BART art brings color to commute

Monday November 18, 2002


OAKLAND – Bay Area Rapid Transit has undergone a public art renaissance, commissioning several pieces for its stations and greenways. 

There are steel cows in Berkeley, colorful tile mosaics at 16th Street in San Francisco, and a giant shimmering sculpture at San Francisco International Airport, among others. 

The Art in BART projects are at MacArthur, West Oakland and 12th Street in Oakland; the Ohlone Greenway beneath the elevated tracks in Berkeley; and three projects at Embarcadero and 16th Street in San Francisco. A traveling exhibition commemorating the Americans with Disabilities Act will eventually become a permanent installation at the Ashby station. 

There are also four artworks at SFO. They include artist Ned Kahn’s 6-foot-tall circular stainless steel piece made of 1-inch square disks attached to pins. The disks rotate when hit by a breeze, and so the whole sculpture shimmers every time trains enter and leave the station. 

The pieces in the SFO extension stations were funded with $1. 5 million from the federal government and other sources. 

BART’s initial interest in the art world came in the late 1960s and early ’70s, when the stations opened. BART organized a panel of art professionals to commission pieces for almost all the original stations. 

The program was revived in the late ’90s thanks to the economic boom of the region.

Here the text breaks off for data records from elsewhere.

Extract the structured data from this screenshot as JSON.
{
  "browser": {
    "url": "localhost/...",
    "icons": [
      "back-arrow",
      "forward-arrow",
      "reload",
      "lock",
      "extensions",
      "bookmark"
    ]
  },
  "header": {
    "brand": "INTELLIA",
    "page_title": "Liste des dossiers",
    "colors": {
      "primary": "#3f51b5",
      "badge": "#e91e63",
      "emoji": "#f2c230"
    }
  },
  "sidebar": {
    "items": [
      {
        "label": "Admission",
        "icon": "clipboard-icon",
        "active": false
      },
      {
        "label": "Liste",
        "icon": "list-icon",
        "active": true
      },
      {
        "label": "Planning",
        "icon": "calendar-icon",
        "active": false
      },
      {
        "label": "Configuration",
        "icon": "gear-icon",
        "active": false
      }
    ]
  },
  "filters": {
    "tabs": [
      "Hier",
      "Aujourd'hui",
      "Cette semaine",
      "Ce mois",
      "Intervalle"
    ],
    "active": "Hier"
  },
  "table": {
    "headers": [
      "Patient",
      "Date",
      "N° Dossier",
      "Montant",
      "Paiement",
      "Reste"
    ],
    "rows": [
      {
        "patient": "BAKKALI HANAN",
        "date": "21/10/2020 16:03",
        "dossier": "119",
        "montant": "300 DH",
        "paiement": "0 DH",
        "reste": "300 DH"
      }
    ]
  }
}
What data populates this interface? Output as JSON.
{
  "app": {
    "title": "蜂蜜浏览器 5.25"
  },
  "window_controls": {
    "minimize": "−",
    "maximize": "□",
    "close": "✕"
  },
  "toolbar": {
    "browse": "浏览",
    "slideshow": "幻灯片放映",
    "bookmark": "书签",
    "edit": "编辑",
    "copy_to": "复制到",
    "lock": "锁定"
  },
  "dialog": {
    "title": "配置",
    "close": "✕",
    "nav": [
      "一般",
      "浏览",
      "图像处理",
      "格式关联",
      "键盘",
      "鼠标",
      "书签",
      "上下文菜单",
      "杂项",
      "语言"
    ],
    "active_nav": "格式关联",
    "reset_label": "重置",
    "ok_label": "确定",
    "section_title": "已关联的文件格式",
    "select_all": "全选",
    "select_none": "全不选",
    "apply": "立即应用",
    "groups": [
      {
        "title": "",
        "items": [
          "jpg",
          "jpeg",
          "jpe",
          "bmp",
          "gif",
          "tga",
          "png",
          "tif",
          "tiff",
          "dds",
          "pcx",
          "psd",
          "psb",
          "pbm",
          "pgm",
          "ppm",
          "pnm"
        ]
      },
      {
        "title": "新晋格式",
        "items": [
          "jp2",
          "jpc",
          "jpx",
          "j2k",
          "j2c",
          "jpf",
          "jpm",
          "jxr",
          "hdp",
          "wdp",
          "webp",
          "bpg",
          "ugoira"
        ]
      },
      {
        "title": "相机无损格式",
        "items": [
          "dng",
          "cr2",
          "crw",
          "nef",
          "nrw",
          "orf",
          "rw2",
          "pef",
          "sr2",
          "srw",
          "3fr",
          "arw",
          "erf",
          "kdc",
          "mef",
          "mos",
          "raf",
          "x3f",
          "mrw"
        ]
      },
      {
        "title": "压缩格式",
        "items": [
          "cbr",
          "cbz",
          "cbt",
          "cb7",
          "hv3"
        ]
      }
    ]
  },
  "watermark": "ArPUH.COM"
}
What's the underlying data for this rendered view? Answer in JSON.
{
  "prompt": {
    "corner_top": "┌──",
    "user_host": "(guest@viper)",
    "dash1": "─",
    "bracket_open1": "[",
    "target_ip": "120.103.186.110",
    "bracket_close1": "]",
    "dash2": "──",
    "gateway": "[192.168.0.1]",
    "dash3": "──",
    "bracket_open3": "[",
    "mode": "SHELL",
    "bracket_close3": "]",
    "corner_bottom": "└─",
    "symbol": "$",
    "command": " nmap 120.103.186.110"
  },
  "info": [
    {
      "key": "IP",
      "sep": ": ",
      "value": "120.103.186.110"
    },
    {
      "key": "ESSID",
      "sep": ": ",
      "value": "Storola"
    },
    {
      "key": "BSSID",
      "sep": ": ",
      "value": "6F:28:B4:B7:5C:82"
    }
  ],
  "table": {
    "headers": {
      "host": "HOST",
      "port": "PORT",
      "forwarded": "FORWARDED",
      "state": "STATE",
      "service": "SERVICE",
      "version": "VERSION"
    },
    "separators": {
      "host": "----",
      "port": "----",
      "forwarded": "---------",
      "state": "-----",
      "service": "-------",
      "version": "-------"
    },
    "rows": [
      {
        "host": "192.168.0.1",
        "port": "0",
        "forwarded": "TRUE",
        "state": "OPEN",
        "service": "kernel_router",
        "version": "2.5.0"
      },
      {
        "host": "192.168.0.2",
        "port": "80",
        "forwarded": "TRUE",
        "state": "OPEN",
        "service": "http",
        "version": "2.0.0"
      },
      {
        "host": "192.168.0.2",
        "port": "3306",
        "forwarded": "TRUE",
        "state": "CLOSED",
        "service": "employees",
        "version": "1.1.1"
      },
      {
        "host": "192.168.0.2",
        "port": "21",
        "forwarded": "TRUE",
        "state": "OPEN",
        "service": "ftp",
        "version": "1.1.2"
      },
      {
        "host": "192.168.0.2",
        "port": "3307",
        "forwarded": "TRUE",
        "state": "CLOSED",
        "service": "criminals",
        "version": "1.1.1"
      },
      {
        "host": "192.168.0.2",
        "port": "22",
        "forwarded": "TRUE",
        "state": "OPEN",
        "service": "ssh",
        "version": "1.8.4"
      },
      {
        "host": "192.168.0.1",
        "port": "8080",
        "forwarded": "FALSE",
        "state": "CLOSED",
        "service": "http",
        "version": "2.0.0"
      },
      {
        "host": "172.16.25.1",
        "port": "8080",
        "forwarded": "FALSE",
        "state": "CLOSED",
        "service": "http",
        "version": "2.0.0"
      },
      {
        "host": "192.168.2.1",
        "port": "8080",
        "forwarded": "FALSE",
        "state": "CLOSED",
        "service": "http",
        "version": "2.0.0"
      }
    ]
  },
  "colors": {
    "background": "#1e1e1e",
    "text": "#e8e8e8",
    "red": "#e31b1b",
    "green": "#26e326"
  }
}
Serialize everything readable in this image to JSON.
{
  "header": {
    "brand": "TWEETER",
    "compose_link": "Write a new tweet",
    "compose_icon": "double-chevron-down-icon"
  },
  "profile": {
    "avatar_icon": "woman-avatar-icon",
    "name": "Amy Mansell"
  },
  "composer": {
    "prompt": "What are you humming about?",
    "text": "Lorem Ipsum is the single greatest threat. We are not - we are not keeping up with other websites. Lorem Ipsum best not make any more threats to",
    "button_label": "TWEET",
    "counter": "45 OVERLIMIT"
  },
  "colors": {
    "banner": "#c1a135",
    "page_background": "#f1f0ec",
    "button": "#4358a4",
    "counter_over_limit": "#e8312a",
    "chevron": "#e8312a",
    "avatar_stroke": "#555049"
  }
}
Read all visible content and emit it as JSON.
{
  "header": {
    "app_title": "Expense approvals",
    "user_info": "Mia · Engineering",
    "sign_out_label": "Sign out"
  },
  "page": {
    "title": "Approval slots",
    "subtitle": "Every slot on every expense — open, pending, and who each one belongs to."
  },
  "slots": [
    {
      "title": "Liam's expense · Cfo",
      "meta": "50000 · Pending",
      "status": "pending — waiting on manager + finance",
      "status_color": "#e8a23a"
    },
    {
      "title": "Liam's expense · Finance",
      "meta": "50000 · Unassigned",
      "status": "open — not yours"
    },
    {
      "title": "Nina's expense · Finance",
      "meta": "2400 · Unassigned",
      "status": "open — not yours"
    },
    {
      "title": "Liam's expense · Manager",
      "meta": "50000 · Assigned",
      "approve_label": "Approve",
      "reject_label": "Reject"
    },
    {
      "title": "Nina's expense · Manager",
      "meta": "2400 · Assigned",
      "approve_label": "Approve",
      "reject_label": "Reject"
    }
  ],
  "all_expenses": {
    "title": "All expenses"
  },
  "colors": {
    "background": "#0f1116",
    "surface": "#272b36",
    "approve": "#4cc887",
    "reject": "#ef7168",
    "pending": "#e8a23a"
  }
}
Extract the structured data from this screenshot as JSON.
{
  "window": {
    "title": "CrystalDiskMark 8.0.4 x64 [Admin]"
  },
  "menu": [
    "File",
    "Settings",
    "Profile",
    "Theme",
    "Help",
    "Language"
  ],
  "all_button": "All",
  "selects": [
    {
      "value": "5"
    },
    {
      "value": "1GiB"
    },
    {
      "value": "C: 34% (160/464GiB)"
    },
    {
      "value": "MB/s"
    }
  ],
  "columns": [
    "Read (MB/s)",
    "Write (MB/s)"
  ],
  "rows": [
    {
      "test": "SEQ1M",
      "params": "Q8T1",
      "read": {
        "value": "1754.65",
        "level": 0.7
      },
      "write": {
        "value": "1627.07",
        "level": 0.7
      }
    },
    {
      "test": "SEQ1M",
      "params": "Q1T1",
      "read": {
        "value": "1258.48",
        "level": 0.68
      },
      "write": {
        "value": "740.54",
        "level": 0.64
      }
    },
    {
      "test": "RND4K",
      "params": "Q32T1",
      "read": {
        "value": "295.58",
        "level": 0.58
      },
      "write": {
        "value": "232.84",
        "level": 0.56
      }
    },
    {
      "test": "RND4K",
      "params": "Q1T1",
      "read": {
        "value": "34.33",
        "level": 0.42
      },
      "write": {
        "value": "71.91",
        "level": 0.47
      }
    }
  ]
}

The board put $250,000 into the project over two years and teamed up with other local agencies.